◆ AIM OF THE EXERCISE ◆
If a line in the entries below includes the string "Revision", copy it out.

----- DATA FOR ANALYSIS

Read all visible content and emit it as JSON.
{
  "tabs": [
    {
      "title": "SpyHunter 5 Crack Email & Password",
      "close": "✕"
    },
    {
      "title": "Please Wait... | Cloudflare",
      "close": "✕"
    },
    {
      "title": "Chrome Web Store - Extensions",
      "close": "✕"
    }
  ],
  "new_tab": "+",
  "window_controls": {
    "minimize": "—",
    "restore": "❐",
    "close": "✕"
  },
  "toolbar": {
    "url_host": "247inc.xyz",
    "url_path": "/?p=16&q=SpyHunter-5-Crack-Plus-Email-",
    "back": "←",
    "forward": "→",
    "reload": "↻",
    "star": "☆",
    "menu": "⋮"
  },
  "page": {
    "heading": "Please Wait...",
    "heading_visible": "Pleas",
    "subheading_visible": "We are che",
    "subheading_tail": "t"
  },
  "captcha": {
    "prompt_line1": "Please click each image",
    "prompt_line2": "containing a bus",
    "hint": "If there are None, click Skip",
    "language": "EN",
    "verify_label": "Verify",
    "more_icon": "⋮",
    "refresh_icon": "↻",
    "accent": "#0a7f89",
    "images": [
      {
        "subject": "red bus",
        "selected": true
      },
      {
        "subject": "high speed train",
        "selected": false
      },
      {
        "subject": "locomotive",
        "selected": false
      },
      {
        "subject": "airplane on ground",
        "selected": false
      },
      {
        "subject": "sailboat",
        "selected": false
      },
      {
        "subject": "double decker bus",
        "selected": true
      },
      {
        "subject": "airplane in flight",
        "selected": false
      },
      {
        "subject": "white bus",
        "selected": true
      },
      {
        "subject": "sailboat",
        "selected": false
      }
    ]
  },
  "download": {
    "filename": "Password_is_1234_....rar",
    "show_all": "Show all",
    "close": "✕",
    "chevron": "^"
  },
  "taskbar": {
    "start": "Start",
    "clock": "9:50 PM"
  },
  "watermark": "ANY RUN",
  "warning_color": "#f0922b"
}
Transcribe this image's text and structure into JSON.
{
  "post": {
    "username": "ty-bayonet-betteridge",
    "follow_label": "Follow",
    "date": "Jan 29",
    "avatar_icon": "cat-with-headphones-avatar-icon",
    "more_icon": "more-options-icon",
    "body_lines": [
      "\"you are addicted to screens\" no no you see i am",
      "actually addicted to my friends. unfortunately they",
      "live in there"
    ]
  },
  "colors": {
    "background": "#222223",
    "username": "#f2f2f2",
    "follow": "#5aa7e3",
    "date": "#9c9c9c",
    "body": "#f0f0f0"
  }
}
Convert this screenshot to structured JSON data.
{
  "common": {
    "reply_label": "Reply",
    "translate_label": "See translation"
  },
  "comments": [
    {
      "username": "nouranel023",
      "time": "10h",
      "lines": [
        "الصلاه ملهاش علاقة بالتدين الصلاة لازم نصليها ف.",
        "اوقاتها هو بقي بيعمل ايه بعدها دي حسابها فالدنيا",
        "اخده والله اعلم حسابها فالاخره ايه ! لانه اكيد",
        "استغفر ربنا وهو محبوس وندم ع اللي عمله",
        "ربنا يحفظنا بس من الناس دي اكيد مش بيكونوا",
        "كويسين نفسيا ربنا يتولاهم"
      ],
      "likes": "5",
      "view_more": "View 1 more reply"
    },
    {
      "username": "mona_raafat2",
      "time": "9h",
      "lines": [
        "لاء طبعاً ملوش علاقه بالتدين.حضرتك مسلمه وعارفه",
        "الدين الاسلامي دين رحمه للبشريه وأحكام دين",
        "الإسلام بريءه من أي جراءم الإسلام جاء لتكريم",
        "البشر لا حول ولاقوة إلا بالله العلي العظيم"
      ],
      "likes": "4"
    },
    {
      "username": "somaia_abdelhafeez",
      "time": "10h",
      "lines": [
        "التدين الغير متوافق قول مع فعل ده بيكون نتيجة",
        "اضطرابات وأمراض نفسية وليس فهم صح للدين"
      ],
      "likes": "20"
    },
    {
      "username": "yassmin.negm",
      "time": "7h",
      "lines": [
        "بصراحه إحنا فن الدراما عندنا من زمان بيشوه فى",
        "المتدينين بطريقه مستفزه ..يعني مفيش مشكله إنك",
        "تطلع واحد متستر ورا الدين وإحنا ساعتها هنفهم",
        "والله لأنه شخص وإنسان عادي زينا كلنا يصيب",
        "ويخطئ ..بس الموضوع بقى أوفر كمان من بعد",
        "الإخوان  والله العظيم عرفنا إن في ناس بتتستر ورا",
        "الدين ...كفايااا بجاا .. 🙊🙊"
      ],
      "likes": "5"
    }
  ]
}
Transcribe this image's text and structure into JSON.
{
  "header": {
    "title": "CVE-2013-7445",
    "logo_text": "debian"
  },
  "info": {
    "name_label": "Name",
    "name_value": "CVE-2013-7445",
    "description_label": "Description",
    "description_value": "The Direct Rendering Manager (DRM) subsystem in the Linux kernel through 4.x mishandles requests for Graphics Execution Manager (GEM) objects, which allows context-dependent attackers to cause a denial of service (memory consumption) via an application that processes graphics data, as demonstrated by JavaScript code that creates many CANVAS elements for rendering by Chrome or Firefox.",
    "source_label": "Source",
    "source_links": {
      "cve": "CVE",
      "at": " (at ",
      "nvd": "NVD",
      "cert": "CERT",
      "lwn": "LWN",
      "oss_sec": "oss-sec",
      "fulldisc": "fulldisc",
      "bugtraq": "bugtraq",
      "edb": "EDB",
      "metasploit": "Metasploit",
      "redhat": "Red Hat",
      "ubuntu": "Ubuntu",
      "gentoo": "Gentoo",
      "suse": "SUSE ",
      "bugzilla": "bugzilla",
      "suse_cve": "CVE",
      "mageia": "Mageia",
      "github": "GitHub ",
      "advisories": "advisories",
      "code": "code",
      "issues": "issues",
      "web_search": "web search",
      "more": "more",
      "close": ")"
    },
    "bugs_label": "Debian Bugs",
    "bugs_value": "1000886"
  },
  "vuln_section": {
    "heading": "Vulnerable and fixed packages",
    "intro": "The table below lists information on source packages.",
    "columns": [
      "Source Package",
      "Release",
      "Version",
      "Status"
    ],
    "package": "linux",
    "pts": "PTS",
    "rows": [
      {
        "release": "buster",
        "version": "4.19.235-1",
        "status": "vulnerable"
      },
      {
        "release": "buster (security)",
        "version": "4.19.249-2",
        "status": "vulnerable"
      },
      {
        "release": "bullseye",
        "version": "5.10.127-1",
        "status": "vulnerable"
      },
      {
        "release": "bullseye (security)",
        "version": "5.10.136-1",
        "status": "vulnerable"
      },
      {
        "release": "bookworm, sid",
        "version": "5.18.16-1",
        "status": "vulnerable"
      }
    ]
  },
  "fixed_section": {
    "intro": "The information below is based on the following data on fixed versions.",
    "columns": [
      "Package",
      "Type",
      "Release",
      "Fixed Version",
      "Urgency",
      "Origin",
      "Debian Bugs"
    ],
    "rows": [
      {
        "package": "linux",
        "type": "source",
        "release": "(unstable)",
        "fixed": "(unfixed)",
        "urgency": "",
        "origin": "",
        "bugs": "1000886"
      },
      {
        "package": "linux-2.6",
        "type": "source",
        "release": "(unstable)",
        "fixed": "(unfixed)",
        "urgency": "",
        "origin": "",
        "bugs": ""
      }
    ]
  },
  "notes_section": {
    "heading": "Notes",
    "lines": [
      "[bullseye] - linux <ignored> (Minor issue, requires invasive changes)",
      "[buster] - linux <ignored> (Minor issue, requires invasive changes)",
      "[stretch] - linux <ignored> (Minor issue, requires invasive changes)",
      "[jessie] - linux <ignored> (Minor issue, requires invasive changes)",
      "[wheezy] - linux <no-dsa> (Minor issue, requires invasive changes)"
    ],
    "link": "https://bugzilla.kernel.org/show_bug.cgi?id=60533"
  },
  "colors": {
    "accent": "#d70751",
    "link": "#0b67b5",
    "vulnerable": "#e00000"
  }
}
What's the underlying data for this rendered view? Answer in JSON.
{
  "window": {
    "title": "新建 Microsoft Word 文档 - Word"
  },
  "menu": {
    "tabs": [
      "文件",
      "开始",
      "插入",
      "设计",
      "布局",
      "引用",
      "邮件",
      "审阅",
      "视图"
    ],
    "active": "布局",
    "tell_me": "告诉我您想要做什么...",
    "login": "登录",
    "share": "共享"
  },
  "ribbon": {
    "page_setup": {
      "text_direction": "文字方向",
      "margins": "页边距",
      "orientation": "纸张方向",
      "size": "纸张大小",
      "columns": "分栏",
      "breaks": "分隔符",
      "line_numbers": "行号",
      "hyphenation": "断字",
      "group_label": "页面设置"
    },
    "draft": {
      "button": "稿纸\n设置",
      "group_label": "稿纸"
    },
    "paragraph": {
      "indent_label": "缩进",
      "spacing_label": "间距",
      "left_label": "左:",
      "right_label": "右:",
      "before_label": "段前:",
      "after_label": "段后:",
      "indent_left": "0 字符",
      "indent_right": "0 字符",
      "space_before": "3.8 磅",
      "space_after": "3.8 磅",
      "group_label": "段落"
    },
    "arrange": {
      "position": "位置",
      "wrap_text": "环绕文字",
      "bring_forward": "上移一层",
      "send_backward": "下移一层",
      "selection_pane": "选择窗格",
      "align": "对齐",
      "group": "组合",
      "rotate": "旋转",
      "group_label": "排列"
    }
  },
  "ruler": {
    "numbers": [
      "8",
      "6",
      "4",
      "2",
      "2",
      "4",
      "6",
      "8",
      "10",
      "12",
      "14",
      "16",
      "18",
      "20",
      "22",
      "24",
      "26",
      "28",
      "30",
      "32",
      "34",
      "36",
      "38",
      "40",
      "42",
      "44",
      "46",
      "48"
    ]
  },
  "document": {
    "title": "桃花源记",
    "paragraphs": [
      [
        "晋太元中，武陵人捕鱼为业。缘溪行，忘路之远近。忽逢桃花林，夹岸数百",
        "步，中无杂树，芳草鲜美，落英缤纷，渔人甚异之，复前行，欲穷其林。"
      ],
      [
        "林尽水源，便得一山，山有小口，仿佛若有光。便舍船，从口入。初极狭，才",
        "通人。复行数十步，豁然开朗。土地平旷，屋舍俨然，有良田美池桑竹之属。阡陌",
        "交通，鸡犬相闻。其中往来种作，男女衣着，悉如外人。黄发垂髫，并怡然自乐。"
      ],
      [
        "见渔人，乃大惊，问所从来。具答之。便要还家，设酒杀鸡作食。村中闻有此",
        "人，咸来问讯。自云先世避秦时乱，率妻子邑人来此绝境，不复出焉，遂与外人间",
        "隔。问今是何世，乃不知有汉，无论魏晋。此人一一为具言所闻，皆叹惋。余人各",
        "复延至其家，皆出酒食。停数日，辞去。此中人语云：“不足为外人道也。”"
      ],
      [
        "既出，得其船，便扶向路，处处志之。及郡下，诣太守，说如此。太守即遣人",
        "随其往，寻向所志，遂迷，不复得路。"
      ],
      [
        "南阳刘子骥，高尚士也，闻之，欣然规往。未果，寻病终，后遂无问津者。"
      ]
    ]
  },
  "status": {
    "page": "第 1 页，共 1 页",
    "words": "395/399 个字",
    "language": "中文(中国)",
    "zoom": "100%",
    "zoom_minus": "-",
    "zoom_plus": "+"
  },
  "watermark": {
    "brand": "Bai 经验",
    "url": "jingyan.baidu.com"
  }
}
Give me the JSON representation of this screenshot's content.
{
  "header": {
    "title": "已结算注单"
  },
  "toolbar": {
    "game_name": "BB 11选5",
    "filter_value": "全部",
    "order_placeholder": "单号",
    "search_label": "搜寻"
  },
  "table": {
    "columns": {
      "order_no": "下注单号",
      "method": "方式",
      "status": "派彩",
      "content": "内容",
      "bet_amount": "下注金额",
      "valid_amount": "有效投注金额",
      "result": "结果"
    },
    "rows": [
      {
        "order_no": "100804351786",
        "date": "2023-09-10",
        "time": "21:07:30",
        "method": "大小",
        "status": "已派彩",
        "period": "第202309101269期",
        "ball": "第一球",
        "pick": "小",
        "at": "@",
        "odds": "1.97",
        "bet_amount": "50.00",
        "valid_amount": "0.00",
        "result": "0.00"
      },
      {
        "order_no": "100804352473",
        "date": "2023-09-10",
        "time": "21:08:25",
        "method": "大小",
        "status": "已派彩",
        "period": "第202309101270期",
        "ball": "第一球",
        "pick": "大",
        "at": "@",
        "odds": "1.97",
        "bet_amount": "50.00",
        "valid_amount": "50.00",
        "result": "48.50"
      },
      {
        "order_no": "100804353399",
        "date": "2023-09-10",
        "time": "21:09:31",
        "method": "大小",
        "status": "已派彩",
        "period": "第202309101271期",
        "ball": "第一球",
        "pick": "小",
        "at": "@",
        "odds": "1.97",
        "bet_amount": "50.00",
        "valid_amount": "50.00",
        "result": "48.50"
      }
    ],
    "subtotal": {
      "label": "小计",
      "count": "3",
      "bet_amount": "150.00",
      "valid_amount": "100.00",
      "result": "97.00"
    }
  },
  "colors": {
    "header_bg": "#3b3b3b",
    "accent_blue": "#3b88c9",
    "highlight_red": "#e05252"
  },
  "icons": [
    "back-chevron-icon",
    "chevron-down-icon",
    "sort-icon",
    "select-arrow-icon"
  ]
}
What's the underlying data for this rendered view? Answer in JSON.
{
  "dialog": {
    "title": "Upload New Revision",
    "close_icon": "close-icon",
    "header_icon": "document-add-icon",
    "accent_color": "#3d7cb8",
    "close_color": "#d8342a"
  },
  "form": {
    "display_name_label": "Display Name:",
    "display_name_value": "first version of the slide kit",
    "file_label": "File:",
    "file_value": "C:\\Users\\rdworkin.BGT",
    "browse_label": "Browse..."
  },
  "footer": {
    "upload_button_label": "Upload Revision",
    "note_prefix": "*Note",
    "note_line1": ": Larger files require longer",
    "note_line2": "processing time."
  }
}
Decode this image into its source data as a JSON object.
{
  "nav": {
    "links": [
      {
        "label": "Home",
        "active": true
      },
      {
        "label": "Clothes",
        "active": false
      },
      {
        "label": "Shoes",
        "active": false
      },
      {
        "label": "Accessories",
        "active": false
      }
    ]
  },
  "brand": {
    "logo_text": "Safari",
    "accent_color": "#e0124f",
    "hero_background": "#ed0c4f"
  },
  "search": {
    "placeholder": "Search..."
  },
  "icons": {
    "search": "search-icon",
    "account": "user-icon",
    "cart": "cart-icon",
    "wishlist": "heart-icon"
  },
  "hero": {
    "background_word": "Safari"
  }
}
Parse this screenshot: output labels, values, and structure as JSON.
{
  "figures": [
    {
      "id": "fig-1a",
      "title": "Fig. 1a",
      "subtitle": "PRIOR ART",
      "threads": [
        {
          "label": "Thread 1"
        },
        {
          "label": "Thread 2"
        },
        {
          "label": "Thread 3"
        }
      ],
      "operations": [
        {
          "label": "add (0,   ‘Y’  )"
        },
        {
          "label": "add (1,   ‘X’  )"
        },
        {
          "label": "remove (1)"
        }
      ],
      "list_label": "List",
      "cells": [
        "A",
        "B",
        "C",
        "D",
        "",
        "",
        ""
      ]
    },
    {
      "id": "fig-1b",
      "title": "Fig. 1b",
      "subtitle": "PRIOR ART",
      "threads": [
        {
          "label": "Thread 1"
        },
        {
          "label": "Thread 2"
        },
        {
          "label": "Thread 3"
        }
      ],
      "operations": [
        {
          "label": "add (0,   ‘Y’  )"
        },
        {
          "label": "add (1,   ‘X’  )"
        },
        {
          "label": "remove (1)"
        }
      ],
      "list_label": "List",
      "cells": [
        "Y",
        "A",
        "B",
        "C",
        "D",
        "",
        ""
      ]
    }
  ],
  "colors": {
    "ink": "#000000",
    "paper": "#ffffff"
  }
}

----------

◆ FINAL ANSWER ◆
    "title": "Upload New Revision",
    "upload_button_label": "Upload Revision",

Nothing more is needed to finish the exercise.